Social media is an exciting laboratory for modern verse. It is home to poets who are shunning the boundaries of poetry as we know it. My first brush with spoken word poetry was when a friend shared a YouTube video of a Portland-based visual artist performing a piece called “Shake the Dust.” It moved me so much that I tried to replicate his style in every manifesto ad I wrote after that. It didn’t matter if the stuff I was peddling was a car or mutual funds or dry shampoo.
That his style could be imitated to the point where I had to ask myself, “Wait… am I a poet too?” Is my best friend, who has given all of my Facebook poems a 0/10 rating because they don’t rhyme, just a dry sponge?”
Then, I stumbled upon the universe of Weepy Kaur and realized that with a broken heart, a few words of English, and a pretty enough font, anyone can be a poet. It’s a liberating feeling, especially when you’re a closet poet trying to make your mark since the age of five, only to have your father tell you – “That thing you wrote about pigeons on the telephone wire isn’t really a poem, but you may recite it for your uncle Tony anyway”. Standards – that nebulous yardstick that’s missing in modern poetry, some would argue.
It’s true that if you have for some inexplicable reason grown up on a diet of Emily Dickinson and Dorothy Parker, you’re likely to find the works of Instagram bards lacking in the department of poetic quality. After all, what usually makes a poem great is its ability to translate an ordinary feeling in a way that makes you want to highlight the sentences, bookmark the pages, and quote the words to your children and grandchildren till they wish you had Alzheimer’s.
Weepy Kaur’s work doesn’t have the same effect, poetry snobs will tell you. Nice folks on the internet, on the other hand, will say, “Why not? Weepy Kaur’s poems are simple and honest, and they’re tugging a lot of heartstrings judging by her book sales”.
Half of me wants the nice folks to be right, simply because that would mean I, with my severely limited ability to think of poignant thoughts and bust a decent rhyme, might someday become a poet. The other half of me thinks about that one time I participated in a regional singing competition when I was ten. I sang the slowest version of an agonizingly slow song till one of the judges simply lost her patience and yelled ‘Next!’. A girl of roughly my size entered the room and filled it with a voice so big and soulful that I suddenly knew my place in the order of things. In that one moment between the judge and talented girl #24, it hit me just how very mediocre I was, and I got a sense of the ground that I needed to cover even to share the same stage.

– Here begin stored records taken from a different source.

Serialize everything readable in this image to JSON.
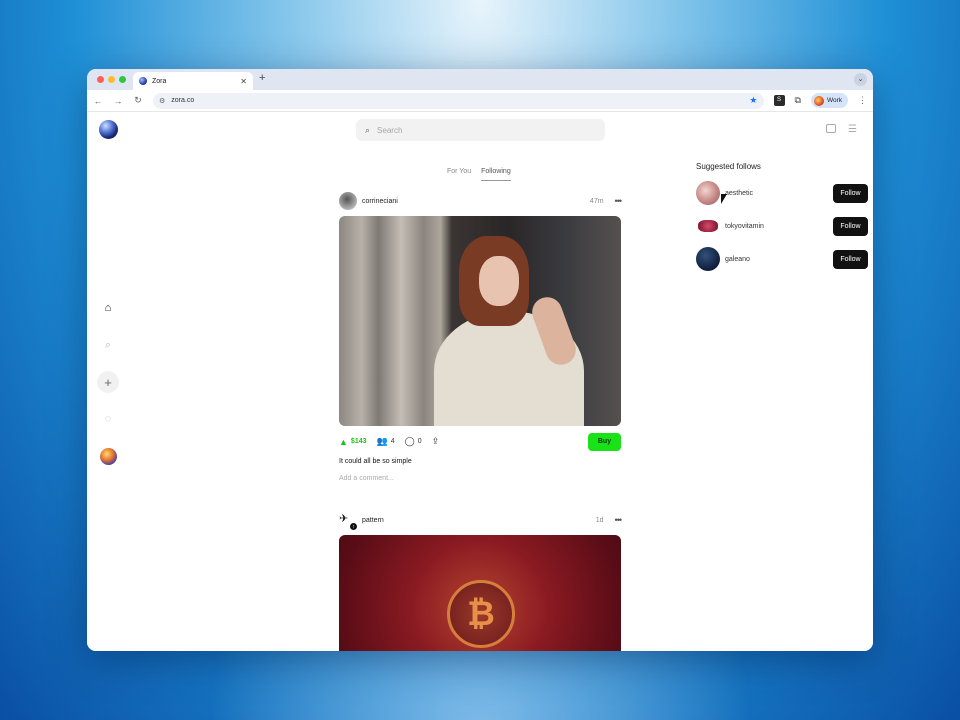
{
  "browser": {
    "tab_title": "Zora",
    "url": "zora.co",
    "profile_label": "Work",
    "ext_label": "S"
  },
  "search": {
    "placeholder": "Search"
  },
  "feed_tabs": [
    {
      "label": "For You",
      "active": false
    },
    {
      "label": "Following",
      "active": true
    }
  ],
  "posts": [
    {
      "user": "corrineciani",
      "time": "47m",
      "upvotes": "$143",
      "collectors": "4",
      "comments": "0",
      "buy_label": "Buy",
      "caption": "It could all be so simple",
      "comment_placeholder": "Add a comment..."
    },
    {
      "user": "pattern",
      "time": "1d"
    }
  ],
  "sidebar": {
    "title": "Suggested follows",
    "items": [
      {
        "name": "aesthetic",
        "button": "Follow"
      },
      {
        "name": "tokyovitamin",
        "button": "Follow"
      },
      {
        "name": "galeano",
        "button": "Follow"
      }
    ]
  },
  "colors": {
    "buy": "#19e219",
    "follow": "#111111",
    "accent_up": "#17c417"
  }
}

No matter what the nice folks online say, the opinions of the poetry snobs matter. They are the Judge who yells ‘Next!’. And in doing so, they help preserve the hallowed halls of literature. Not every poet deserves a place on those walls. That’d be like giving every kid who has ever played the lead in a school play a star in the Hollywood Walk of Fame.